Quackey is a software version of the classic Perquackey anagramming word game. It is implemented as a Bash shell script and runs under Linux, UNIX, and OSX. The game is suitable for either solitary or competitive play.

The Perquackey board game consists of a set of letter dice, a 3-minute sand timer, and specially-formatted score sheets ... all packaged in a brightly-colored tin. Although marketed as an educational game for children, many adults consider it to be on a par with Scrabble as an anagramming word-building game. Over the years, it has been distributed by Hollingsworth Brothers, Lakeside Industries, and Cardinal, among others. It is still available for purchase.

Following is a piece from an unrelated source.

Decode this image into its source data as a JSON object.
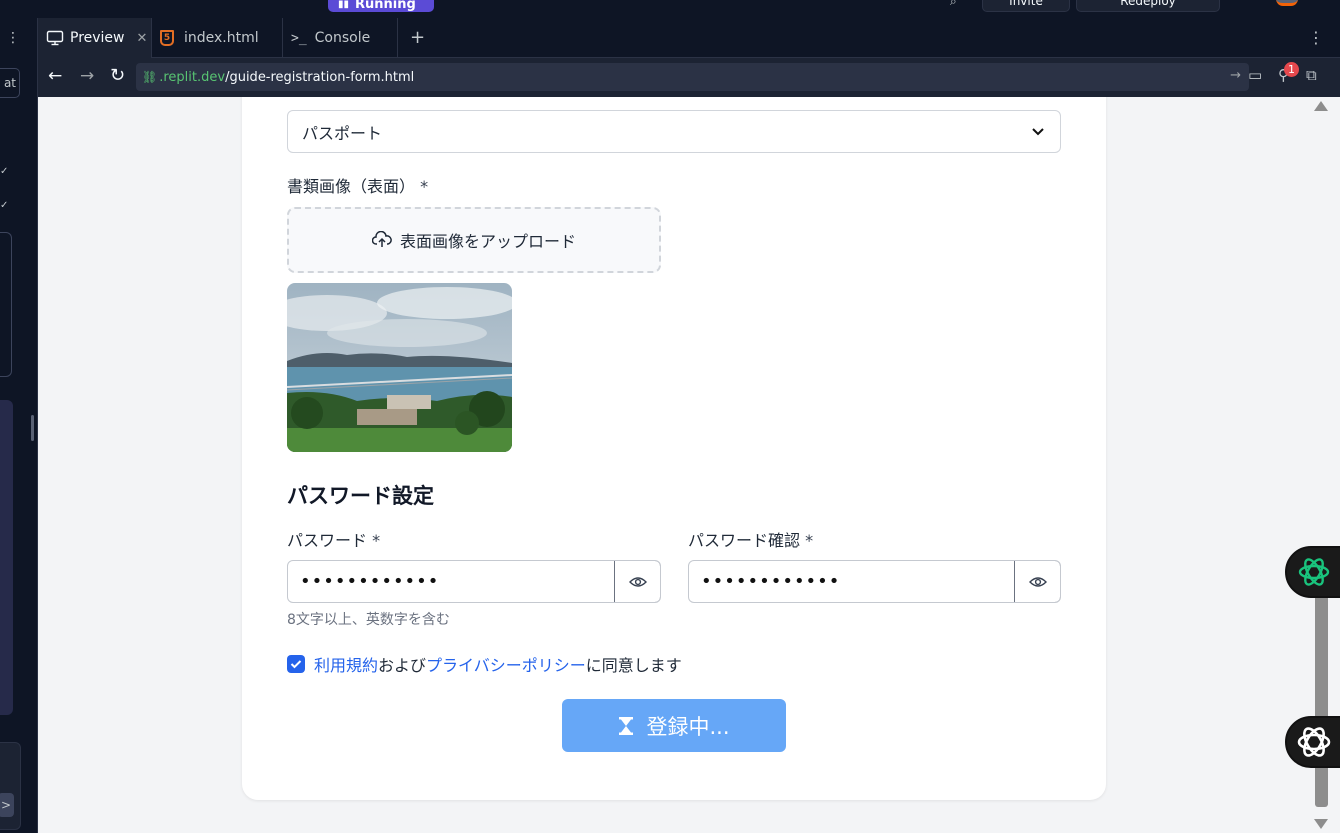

From a set of 10 (13 in vulnerable version) letters, the player forms anagrams, scored according to word length, and with category completion bonuses. There is a time limit on each play. The rules are (mostly) compatible with classic Perquackey.


Download URL

URL of the tarball.



Screenshot





Installation

The qky.sh script requires an ASCII UNIX-format word list file, one word per line, installed in /usr/share/dict. The name of the file must be word.list ...

A suggested list is the script author's yawl word list package.
(Mirror site)

To run the script, simply type: sh qky.sh Better yet, rename the qky.sh file to qky and make it directly executable by a chmod 755 qky and then copy it to the /usr/local/bin directory. After that simply typing qky in an xterm or Gnome terminal invokes the script.



News

Version 0.2:
Now part of this package is a qkyv.sh script that implements a vulnerable version of Quackey.

To run that script, simply type: sh qkyv.sh
... etc.


Version 0.3:
Fixed qkyv.sh for 9-letter word display.
Added qkyv2.sh, Same as qkyv.sh but with listing of all possible 7+ letter anagrams appended to auto-save file.


Version 0.4:
Added qbot.sh, a "bot" that automatically plays Quackey with any arbitrary letter set the player gives it.



History

My first contact with Perquackey was an article in a 1979 issue of Creative Computing. David E. Powers had written the game in Level II BASIC for the TRS-80 Model I. A few hours of typing in the listing and pressing <RUN/ENTER> gave me a black-and-white screen full of word columns that I anagrammed from a randomly generated letter set and the resultant scores. The program checked whether the input words were constructable and scored them accordingly. It was up to me, the player, to validate the words by looking them up in a paper dictionary.

The program was good enough to make me wish that . . . it were just a little better, perhaps with an automatic word validity check against an in-memory dictionary. But, at the time, my coding skills weren't quite up to the task.

Here's a sample of Powers' original code:

  2050 FOR LR=1 TO LP+3
  2060   T$=MID$(W$(LP,LQ),LR,1)
  2070   IN=INSTR(LX$,T$)
  2080   IF IN=0 THEN 2110
  2090   MID$(LX$,IN,1)=" "
  2100   GOTO 2130
  2110   F(LP,LQ)=1
  2120   ON LP+1 GOSUB 3840, 3860, 3880, 3900, 3920, 3940, 3960
  2230 NEXT LR


Whew! Makes you glad you have the option to code in Bash.

While Powers' program in a sense "inspired" me, I most certainly didn't port, translate, or even have it at hand when I wrote qky.sh. BASIC spaghetti code is pretty much useless as a template. Better to start fresh.

Compare the above snippet with an excerpt from qky.sh that, I suppose, accomplishes pretty much the same thing.

  while [ "$idx" -lt "$strlen" ]
  do
    is_found=$(expr index "${local_LS[*]}" "${local_word:idx:1}")
    if [ "$is_found" -eq "$NONCONS" ] # Not constructable!
    then
      echo "$FAILURE"; return
    else
      ((pos = ($is_found - 1) / 2))   # Compensate for spaces betw. letters!
      local_LS[pos]=$NULL             # Zero out used letters.
      ((idx++))                       # Bump index.
    fi
  done


While I can't claim to be anything resembling a virtuoso scripter, I'd say my code is somewhat of an improvement on the original. On the other hand, Mr. Powers has likely improved his own coding skills over the past three decades and could possibly run rings around me now. . . .